This question comes up in just about every one of our tea tastings and even more often at the store. So I thought it was time to address it here in the blog.
Fact is that all decaffeination processes use a solvent to dissolve the caffeine and then remove the solvent from the tea. All methods leave some small amount of caffeine behind
Two different methods are commonly used decaffeinate tea:
- Chemical (Methylene chloride or Ethyl acetate )
- Super Critical Carbon Dioxide (CO2 method)
Many commonly available teas are decaffeinated with chemical methods. These methods involve extracting the caffeine directly or indirectly with methylene chloride or ethyl acetate. In both cases, the tea leaves are moistened to allow the caffeine to be removed and then the non-caffeinated water is added back to the leaves. Methylene chloride is reported to be the most effective but in very high doses studies have shown it to be a carcinogen.
Ethyl acetate is another compound used to extract caffeine from tea. Ethyl acetate occurs naturally in tea leaves, coffee, bananas, and other types of produce. For the purposes of the decaffeination process the Ethyl acetate is synthetically produced. While ethyl acetate effectively removes caffeine from tea leaves, it can also extract other chemical components as well. Studies on green tea decaffeinated with ethyl acetate have shown the potential for up to 30% of epigallocathechin gallate (EGCG-considered to be the primary beneficial component in green tea) and other beneficial antioxidant compounds to be extracted along with the caffeine.
Highlights of the Chemical Methods
- methylene chloride is very effective at removing caffeine
- At very high does it is a carcinogen (no carcinogenic effect at low doses)
- Tea leaves are moistened to remove the caffeine
- According to studies, Ethyl Acetate removes up to 30% of the antioxidants in green tea
Uses highly pressurized carbon dioxide (CO2) the gas that adds bubbles to mineral water to dissolve caffeine from tea leaves.
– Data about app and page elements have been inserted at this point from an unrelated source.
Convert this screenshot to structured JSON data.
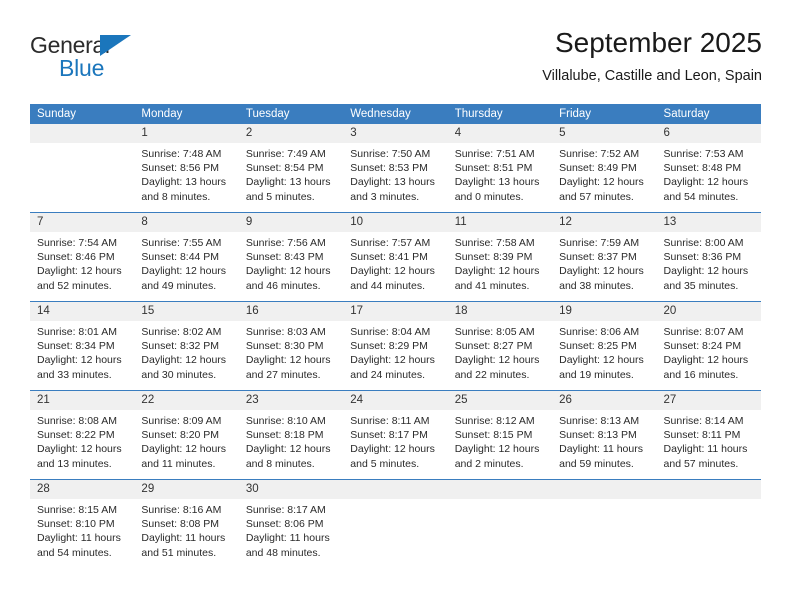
{
  "brand": {
    "name_top": "General",
    "name_bottom": "Blue",
    "accent_color": "#1b76bc"
  },
  "header": {
    "title": "September 2025",
    "subtitle": "Villalube, Castille and Leon, Spain"
  },
  "theme": {
    "header_row_bg": "#3a7dbf",
    "daynum_bg": "#f0f0f0",
    "text_color": "#2a2a2a"
  },
  "weekday_headers": [
    "Sunday",
    "Monday",
    "Tuesday",
    "Wednesday",
    "Thursday",
    "Friday",
    "Saturday"
  ],
  "weeks": [
    [
      {
        "day": "",
        "lines": []
      },
      {
        "day": "1",
        "lines": [
          "Sunrise: 7:48 AM",
          "Sunset: 8:56 PM",
          "Daylight: 13 hours",
          "and 8 minutes."
        ]
      },
      {
        "day": "2",
        "lines": [
          "Sunrise: 7:49 AM",
          "Sunset: 8:54 PM",
          "Daylight: 13 hours",
          "and 5 minutes."
        ]
      },
      {
        "day": "3",
        "lines": [
          "Sunrise: 7:50 AM",
          "Sunset: 8:53 PM",
          "Daylight: 13 hours",
          "and 3 minutes."
        ]
      },
      {
        "day": "4",
        "lines": [
          "Sunrise: 7:51 AM",
          "Sunset: 8:51 PM",
          "Daylight: 13 hours",
          "and 0 minutes."
        ]
      },
      {
        "day": "5",
        "lines": [
          "Sunrise: 7:52 AM",
          "Sunset: 8:49 PM",
          "Daylight: 12 hours",
          "and 57 minutes."
        ]
      },
      {
        "day": "6",
        "lines": [
          "Sunrise: 7:53 AM",
          "Sunset: 8:48 PM",
          "Daylight: 12 hours",
          "and 54 minutes."
        ]
      }
    ],
    [
      {
        "day": "7",
        "lines": [
          "Sunrise: 7:54 AM",
          "Sunset: 8:46 PM",
          "Daylight: 12 hours",
          "and 52 minutes."
        ]
      },
      {
        "day": "8",
        "lines": [
          "Sunrise: 7:55 AM",
          "Sunset: 8:44 PM",
          "Daylight: 12 hours",
          "and 49 minutes."
        ]
      },
      {
        "day": "9",
        "lines": [
          "Sunrise: 7:56 AM",
          "Sunset: 8:43 PM",
          "Daylight: 12 hours",
          "and 46 minutes."
        ]
      },
      {
        "day": "10",
        "lines": [
          "Sunrise: 7:57 AM",
          "Sunset: 8:41 PM",
          "Daylight: 12 hours",
          "and 44 minutes."
        ]
      },
      {
        "day": "11",
        "lines": [
          "Sunrise: 7:58 AM",
          "Sunset: 8:39 PM",
          "Daylight: 12 hours",
          "and 41 minutes."
        ]
      },
      {
        "day": "12",
        "lines": [
          "Sunrise: 7:59 AM",
          "Sunset: 8:37 PM",
          "Daylight: 12 hours",
          "and 38 minutes."
        ]
      },
      {
        "day": "13",
        "lines": [
          "Sunrise: 8:00 AM",
          "Sunset: 8:36 PM",
          "Daylight: 12 hours",
          "and 35 minutes."
        ]
      }
    ],
    [
      {
        "day": "14",
        "lines": [
          "Sunrise: 8:01 AM",
          "Sunset: 8:34 PM",
          "Daylight: 12 hours",
          "and 33 minutes."
        ]
      },
      {
        "day": "15",
        "lines": [
          "Sunrise: 8:02 AM",
          "Sunset: 8:32 PM",
          "Daylight: 12 hours",
          "and 30 minutes."
        ]
      },
      {
        "day": "16",
        "lines": [
          "Sunrise: 8:03 AM",
          "Sunset: 8:30 PM",
          "Daylight: 12 hours",
          "and 27 minutes."
        ]
      },
      {
        "day": "17",
        "lines": [
          "Sunrise: 8:04 AM",
          "Sunset: 8:29 PM",
          "Daylight: 12 hours",
          "and 24 minutes."
        ]
      },
      {
        "day": "18",
        "lines": [
          "Sunrise: 8:05 AM",
          "Sunset: 8:27 PM",
          "Daylight: 12 hours",
          "and 22 minutes."
        ]
      },
      {
        "day": "19",
        "lines": [
          "Sunrise: 8:06 AM",
          "Sunset: 8:25 PM",
          "Daylight: 12 hours",
          "and 19 minutes."
        ]
      },
      {
        "day": "20",
        "lines": [
          "Sunrise: 8:07 AM",
          "Sunset: 8:24 PM",
          "Daylight: 12 hours",
          "and 16 minutes."
        ]
      }
    ],
    [
      {
        "day": "21",
        "lines": [
          "Sunrise: 8:08 AM",
          "Sunset: 8:22 PM",
          "Daylight: 12 hours",
          "and 13 minutes."
        ]
      },
      {
        "day": "22",
        "lines": [
          "Sunrise: 8:09 AM",
          "Sunset: 8:20 PM",
          "Daylight: 12 hours",
          "and 11 minutes."
        ]
      },
      {
        "day": "23",
        "lines": [
          "Sunrise: 8:10 AM",
          "Sunset: 8:18 PM",
          "Daylight: 12 hours",
          "and 8 minutes."
        ]
      },
      {
        "day": "24",
        "lines": [
          "Sunrise: 8:11 AM",
          "Sunset: 8:17 PM",
          "Daylight: 12 hours",
          "and 5 minutes."
        ]
      },
      {
        "day": "25",
        "lines": [
          "Sunrise: 8:12 AM",
          "Sunset: 8:15 PM",
          "Daylight: 12 hours",
          "and 2 minutes."
        ]
      },
      {
        "day": "26",
        "lines": [
          "Sunrise: 8:13 AM",
          "Sunset: 8:13 PM",
          "Daylight: 11 hours",
          "and 59 minutes."
        ]
      },
      {
        "day": "27",
        "lines": [
          "Sunrise: 8:14 AM",
          "Sunset: 8:11 PM",
          "Daylight: 11 hours",
          "and 57 minutes."
        ]
      }
    ],
    [
      {
        "day": "28",
        "lines": [
          "Sunrise: 8:15 AM",
          "Sunset: 8:10 PM",
          "Daylight: 11 hours",
          "and 54 minutes."
        ]
      },
      {
        "day": "29",
        "lines": [
          "Sunrise: 8:16 AM",
          "Sunset: 8:08 PM",
          "Daylight: 11 hours",
          "and 51 minutes."
        ]
      },
      {
        "day": "30",
        "lines": [
          "Sunrise: 8:17 AM",
          "Sunset: 8:06 PM",
          "Daylight: 11 hours",
          "and 48 minutes."
        ]
      },
      {
        "day": "",
        "lines": []
      },
      {
        "day": "",
        "lines": []
      },
      {
        "day": "",
        "lines": []
      },
      {
        "day": "",
        "lines": []
      }
    ]
  ]
}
At high pressures CO2 makes an effective solvent. In its pressurized state, CO2 is pumped into a sealed chamber containing tea, where it is allowed to circulate to remove the caffeine. From there, it is pumped into a washer vessel where water or activated charcoal is used to separate the caffeine from the CO2. The purified CO2 is recirculated into the pressurized chamber. This process is repeated until the appropriate amount of caffeine has been removed.
Highlights of the CO2 method
- does not leave a chemical residue
- has a minimal effect on the flavor and beneficial compounds in tea. (For example, CO2 leaves
- intact approximately 95% of the original EGCG content of green tea)
- Generally costs more than the Chemical methods
Our Souvia Label decaffeinated teas use the CO2 method. We believe this to be the best method for you and for the tea. If you have to or would like to abstain from caffeine, we also offer a large selection of herbal teas, all of which are naturally caffeine-free.